Average readers' scores for Mr. Bliss are fairly consistent in praise. On Goodreads it received an average score of 3.82/5 (7.64),[22] while Amazon customers were more positive, giving it a high score of 4.8/5 (9.6/10).[1]


A group of Russian fans created an animated film of "Mr. Bliss" making use of the original drawings by Tolkien.
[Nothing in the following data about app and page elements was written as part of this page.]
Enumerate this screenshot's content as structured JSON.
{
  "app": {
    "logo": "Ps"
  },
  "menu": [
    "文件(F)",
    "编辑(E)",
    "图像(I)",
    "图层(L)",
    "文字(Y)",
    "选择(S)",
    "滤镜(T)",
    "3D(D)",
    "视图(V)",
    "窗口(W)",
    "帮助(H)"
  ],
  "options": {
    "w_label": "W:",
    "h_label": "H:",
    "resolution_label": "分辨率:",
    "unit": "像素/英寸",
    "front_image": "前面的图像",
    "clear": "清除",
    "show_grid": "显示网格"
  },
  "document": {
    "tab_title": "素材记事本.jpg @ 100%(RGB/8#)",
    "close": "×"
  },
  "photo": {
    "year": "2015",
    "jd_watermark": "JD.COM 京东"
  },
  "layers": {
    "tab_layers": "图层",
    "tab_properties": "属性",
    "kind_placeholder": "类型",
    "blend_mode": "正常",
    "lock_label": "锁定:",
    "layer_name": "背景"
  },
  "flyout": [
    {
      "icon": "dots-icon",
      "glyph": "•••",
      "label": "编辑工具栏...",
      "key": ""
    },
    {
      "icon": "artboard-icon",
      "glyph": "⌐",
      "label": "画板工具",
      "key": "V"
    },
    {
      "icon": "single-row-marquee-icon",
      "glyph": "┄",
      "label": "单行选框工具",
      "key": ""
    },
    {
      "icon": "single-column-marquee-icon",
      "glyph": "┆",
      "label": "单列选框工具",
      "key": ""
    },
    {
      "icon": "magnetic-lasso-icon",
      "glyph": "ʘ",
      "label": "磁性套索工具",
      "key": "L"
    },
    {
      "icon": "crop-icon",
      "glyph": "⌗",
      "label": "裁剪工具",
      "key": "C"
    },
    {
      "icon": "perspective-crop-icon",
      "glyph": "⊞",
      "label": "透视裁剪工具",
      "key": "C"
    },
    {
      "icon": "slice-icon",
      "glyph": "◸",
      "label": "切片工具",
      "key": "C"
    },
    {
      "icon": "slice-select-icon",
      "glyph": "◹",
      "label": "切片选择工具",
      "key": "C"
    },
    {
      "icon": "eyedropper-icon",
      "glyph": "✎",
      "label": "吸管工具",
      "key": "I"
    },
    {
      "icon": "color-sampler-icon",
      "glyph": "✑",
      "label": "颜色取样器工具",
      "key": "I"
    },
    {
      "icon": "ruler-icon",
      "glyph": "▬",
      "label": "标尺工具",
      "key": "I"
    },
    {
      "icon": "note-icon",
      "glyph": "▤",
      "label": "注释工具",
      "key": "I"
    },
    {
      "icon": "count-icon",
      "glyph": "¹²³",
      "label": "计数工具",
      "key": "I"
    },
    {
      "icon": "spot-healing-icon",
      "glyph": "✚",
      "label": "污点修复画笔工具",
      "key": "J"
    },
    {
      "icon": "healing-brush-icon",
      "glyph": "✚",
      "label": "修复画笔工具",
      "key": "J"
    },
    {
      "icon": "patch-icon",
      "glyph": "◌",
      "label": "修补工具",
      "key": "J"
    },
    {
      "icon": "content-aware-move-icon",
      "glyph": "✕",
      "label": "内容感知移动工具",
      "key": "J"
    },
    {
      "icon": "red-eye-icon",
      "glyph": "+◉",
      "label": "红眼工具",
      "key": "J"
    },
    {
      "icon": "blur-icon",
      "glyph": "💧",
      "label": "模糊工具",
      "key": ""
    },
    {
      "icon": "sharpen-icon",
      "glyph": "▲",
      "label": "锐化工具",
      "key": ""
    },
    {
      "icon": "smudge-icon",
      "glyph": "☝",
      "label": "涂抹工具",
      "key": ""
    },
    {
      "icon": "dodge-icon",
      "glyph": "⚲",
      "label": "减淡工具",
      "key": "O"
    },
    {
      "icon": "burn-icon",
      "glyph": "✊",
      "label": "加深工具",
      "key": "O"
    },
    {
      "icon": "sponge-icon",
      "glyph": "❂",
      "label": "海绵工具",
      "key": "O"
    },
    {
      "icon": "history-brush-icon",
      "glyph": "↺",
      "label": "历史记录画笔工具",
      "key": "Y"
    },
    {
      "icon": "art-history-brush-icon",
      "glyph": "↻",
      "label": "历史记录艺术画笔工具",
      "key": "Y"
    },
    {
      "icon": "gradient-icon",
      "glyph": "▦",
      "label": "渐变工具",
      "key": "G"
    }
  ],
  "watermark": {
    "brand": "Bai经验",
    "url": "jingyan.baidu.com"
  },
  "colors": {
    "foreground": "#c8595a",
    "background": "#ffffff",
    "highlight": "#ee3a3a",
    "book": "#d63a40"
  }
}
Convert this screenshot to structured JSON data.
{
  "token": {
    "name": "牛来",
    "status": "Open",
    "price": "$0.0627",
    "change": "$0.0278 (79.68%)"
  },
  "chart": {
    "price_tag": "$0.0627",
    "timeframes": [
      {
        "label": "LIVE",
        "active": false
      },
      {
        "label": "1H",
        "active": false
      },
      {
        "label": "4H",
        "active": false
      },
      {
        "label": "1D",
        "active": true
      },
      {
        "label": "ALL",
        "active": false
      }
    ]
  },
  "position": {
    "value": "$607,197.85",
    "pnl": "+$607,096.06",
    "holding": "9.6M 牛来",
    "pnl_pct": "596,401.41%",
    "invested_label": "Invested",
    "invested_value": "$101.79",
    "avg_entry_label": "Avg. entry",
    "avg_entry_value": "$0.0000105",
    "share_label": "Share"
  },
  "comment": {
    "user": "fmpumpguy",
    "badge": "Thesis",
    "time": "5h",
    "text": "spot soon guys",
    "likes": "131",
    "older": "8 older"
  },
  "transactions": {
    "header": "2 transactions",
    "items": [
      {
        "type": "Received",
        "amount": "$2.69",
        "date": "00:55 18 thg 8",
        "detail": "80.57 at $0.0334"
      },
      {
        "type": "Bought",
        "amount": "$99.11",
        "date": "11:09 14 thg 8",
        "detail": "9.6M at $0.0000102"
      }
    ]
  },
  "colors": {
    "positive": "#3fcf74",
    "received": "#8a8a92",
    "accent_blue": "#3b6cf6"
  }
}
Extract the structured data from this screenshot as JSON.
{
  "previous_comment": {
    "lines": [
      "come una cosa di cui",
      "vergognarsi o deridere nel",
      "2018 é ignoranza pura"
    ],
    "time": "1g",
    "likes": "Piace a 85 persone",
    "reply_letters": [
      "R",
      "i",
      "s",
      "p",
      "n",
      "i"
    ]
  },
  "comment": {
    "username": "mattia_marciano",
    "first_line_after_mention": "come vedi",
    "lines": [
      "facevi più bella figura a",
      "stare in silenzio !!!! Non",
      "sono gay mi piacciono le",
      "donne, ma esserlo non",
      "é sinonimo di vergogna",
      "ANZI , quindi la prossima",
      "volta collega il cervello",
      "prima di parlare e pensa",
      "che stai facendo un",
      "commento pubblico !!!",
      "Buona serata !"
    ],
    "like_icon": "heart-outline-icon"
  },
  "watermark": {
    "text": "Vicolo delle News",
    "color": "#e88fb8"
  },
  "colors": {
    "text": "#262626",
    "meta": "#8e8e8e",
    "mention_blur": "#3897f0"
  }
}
The film was shown at both Tolkien Thing 2006 and Ring*Con 2006.

As part of Tolkien Reading Day 2017, The Tolkien Society hosted a live reading of Mr. Bliss by the storyteller Lucy Walters at The Story Museum.[23]

See also


  1. 1.0 1.1 "Mr Bliss", (accessed 26 December 2018)
  2. 2.0 2.1 Humphrey Carpenter, J.R.R. Tolkien: A Biography, pp. 217-8
  3. "Letters" in The Times, 10 October 1982, p. 25
  4. 4.0 4.1 4.2 4.3 Christina Scull and Wayne G. Hammond (2006), The J.R.R. Tolkien Companion and Guide: II. Reader's Guide, p. 788
  5. Wayne G. Hammond and Christina Scull, J.R.R. Tolkien: Artist & Illustrator, p. 86
  6. Humphrey Carpenter, J.R.R. Tolkien: A Biography, p. 244
  7. J.R.R. Tolkien; Humphrey Carpenter, Christopher Tolkien (eds.), The Letters of J.R.R. Tolkien, Letter 31, (dated 24 July 1938)
  8. J.R.R. Tolkien; Humphrey Carpenter, Christopher Tolkien (eds.), The Letters of J.R.R. Tolkien, Letter 23, (dated 17 February 1938)
  9. J.R.R. Tolkien; Humphrey Carpenter, Christopher Tolkien (eds.), The Letters of J.R.R. Tolkien, Letter 10, (dated 17 January 1937)
  10. Humphrey Carpenter, J.R.R. Tolkien: A Biography, pp. 217-8
  11. Humphrey Carpenter, J.R.R. Tolkien: A Biography, pp. 299
  12. Christina Scull and Wayne G. Hammond (2006), The J.R.R. Tolkien Companion and Guide: II. Reader's Guide, p. 789
  13. J.R.R. Tolkien, Mr. Bliss (2011 edition), pp. 5-7
  14. "Mr. Bliss. 1982", (accessed 26 December 2018)
  15. "Mr. Bliss, a tale written and illustrated by Tolkien: 25th anniversary of publication (updated 27.06.07)" dated 27 June 2007, Tolkien Library (accessed 26 December 2018)
  16. "Books by J.R.R.Tolkien - Mr. Bliss", Tolkien Library (accessed 26 December 2018)
  17. "Reviews" in Amon Hen 59 (December 1982), p. 6
  18. "Blunt Belligerence" in Times Literary Supplement, 26 November 1982, p. 1306
  19. "Mr. Bliss: Notes on the Manuscript and Story" in Selections from the Marquette J.R.R. Tolkien Collection, p. 7
  20. Wayne G. Hammond and Christina Scull, "Mr. Bliss", Tolkien Estate (accessed 26 December 2018)
  21. "Reviews" in Amon Hen 59 (December 1982), p. 7
  22. "Mr. Bliss", Goodreads (accessed 26 December 2018)
  23. "Tolkien Reading Day 2017", The Tolkien Society (accessed 27 March 2017)